[Collected data entries]

"""

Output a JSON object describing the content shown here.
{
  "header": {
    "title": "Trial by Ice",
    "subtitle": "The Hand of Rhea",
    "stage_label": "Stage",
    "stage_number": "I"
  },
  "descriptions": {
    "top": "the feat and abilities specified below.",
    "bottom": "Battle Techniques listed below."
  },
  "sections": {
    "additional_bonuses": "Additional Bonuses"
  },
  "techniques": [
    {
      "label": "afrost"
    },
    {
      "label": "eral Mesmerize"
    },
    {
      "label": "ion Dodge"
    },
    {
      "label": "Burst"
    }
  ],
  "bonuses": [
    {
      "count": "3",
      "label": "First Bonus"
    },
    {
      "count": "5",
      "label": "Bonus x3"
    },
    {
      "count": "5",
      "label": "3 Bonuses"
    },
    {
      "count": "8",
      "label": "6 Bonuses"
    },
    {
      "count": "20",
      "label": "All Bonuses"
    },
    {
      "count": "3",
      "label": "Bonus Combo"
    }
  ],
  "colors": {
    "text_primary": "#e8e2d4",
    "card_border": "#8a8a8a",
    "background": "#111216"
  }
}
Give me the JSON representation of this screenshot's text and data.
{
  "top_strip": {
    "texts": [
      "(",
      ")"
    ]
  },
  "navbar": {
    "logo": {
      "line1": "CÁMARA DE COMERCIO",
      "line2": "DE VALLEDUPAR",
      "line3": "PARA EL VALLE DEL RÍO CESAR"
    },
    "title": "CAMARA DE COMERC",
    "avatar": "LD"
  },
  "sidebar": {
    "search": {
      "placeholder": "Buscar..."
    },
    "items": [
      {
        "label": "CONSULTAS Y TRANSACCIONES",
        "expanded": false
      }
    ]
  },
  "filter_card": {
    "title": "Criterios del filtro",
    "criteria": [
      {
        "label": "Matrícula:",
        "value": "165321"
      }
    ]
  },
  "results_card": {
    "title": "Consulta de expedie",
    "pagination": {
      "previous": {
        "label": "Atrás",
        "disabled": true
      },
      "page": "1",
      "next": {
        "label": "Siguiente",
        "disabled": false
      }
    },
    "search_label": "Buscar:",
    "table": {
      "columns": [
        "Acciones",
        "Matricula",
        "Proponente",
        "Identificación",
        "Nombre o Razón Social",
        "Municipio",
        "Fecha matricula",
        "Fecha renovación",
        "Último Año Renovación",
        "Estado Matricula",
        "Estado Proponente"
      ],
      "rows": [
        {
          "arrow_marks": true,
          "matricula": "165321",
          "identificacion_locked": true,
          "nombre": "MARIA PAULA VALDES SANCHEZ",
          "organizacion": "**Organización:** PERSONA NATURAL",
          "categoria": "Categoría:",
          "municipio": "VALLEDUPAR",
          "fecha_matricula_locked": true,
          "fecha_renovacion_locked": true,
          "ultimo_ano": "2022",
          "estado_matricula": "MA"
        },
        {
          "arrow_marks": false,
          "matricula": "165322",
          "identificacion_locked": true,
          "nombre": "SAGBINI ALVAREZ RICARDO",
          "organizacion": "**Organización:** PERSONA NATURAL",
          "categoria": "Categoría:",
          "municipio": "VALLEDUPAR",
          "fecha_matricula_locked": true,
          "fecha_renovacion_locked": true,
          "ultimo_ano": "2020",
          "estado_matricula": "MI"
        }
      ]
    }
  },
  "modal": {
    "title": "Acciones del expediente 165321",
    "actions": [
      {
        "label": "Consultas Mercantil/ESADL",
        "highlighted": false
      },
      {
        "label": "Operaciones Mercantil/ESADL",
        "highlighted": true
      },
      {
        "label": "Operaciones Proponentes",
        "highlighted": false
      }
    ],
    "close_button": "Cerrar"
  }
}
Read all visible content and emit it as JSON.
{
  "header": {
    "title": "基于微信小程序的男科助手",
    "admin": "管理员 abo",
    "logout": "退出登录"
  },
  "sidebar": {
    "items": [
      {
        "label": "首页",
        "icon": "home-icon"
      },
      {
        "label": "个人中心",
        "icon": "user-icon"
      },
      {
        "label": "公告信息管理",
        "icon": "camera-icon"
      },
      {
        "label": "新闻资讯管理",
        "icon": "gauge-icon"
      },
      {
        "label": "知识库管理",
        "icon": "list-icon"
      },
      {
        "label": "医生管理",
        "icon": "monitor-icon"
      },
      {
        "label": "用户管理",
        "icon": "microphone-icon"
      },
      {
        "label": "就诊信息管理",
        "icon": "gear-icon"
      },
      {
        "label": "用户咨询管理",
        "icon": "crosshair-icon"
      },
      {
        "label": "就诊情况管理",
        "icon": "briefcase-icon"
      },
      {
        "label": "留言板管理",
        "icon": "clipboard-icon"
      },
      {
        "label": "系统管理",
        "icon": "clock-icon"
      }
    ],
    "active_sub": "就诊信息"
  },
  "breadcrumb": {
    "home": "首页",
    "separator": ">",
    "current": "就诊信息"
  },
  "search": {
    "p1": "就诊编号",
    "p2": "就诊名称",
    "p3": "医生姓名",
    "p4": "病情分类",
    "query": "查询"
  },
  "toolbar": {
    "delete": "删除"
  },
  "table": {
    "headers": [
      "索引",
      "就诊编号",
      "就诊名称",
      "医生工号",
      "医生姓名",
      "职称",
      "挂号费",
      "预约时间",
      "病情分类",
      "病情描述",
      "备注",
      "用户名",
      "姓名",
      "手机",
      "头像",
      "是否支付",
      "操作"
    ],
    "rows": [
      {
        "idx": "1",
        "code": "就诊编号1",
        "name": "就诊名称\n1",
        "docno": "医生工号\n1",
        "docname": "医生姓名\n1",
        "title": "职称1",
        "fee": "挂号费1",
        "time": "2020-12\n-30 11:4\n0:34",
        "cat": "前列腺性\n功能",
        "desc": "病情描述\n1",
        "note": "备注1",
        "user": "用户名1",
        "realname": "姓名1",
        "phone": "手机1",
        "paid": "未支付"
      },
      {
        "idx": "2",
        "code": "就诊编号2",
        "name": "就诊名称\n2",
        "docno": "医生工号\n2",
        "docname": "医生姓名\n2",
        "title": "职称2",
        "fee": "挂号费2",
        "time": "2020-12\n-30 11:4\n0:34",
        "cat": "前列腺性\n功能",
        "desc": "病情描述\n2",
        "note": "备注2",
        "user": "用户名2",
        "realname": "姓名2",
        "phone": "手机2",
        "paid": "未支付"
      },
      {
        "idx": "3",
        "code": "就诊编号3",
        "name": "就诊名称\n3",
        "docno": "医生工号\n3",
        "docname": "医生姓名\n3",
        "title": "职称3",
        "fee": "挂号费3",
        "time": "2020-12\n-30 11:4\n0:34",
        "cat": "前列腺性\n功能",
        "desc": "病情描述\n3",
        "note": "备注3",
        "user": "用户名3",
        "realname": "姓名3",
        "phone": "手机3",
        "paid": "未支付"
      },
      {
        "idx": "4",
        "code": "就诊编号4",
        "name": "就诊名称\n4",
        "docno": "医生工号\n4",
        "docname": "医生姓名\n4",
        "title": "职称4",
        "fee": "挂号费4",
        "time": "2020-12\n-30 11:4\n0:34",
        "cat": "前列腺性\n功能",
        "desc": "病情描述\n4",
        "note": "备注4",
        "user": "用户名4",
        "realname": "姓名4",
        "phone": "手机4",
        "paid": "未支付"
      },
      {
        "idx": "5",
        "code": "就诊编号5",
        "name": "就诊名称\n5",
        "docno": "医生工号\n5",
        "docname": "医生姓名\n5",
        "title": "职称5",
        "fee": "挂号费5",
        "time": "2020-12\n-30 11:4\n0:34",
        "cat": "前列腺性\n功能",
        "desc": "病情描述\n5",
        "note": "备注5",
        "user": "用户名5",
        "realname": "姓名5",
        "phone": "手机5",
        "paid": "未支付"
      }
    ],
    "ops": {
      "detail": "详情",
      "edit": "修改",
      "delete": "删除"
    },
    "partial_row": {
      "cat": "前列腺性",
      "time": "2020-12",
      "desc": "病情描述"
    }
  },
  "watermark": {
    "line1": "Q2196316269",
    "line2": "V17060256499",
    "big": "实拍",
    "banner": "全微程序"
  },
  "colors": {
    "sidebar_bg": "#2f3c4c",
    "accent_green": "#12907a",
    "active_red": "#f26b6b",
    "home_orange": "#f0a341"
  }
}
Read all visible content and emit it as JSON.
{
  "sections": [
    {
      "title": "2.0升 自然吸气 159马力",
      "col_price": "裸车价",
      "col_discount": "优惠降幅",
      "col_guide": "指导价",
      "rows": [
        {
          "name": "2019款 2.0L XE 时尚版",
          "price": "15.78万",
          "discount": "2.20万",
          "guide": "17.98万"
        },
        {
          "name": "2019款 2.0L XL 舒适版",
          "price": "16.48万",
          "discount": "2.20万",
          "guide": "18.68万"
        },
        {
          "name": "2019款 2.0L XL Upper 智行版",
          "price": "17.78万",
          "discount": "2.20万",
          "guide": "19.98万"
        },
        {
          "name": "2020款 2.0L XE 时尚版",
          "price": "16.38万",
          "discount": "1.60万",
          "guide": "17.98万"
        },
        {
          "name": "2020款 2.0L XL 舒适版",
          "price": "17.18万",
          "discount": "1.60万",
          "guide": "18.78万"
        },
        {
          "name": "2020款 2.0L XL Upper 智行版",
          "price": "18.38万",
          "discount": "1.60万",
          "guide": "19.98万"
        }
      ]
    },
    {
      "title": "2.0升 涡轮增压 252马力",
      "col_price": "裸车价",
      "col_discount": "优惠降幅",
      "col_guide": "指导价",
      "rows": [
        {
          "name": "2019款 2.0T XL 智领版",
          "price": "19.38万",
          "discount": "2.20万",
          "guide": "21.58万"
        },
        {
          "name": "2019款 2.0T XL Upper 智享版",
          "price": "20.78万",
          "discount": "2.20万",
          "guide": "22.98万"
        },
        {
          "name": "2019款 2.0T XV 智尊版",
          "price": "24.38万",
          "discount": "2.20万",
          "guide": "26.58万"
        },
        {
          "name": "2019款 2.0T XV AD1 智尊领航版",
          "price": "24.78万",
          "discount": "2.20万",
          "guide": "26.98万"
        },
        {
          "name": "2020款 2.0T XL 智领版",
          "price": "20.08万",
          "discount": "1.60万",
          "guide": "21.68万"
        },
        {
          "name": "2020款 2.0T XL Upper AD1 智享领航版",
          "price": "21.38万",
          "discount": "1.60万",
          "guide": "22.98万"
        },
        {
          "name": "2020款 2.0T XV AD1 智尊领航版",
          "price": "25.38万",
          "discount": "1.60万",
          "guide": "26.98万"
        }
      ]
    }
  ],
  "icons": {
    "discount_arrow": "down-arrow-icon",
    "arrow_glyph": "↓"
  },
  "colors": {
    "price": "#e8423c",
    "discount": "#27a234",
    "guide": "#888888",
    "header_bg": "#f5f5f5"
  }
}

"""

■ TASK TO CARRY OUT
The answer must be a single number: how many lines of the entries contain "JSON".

■ WRITTEN RESPONSE
4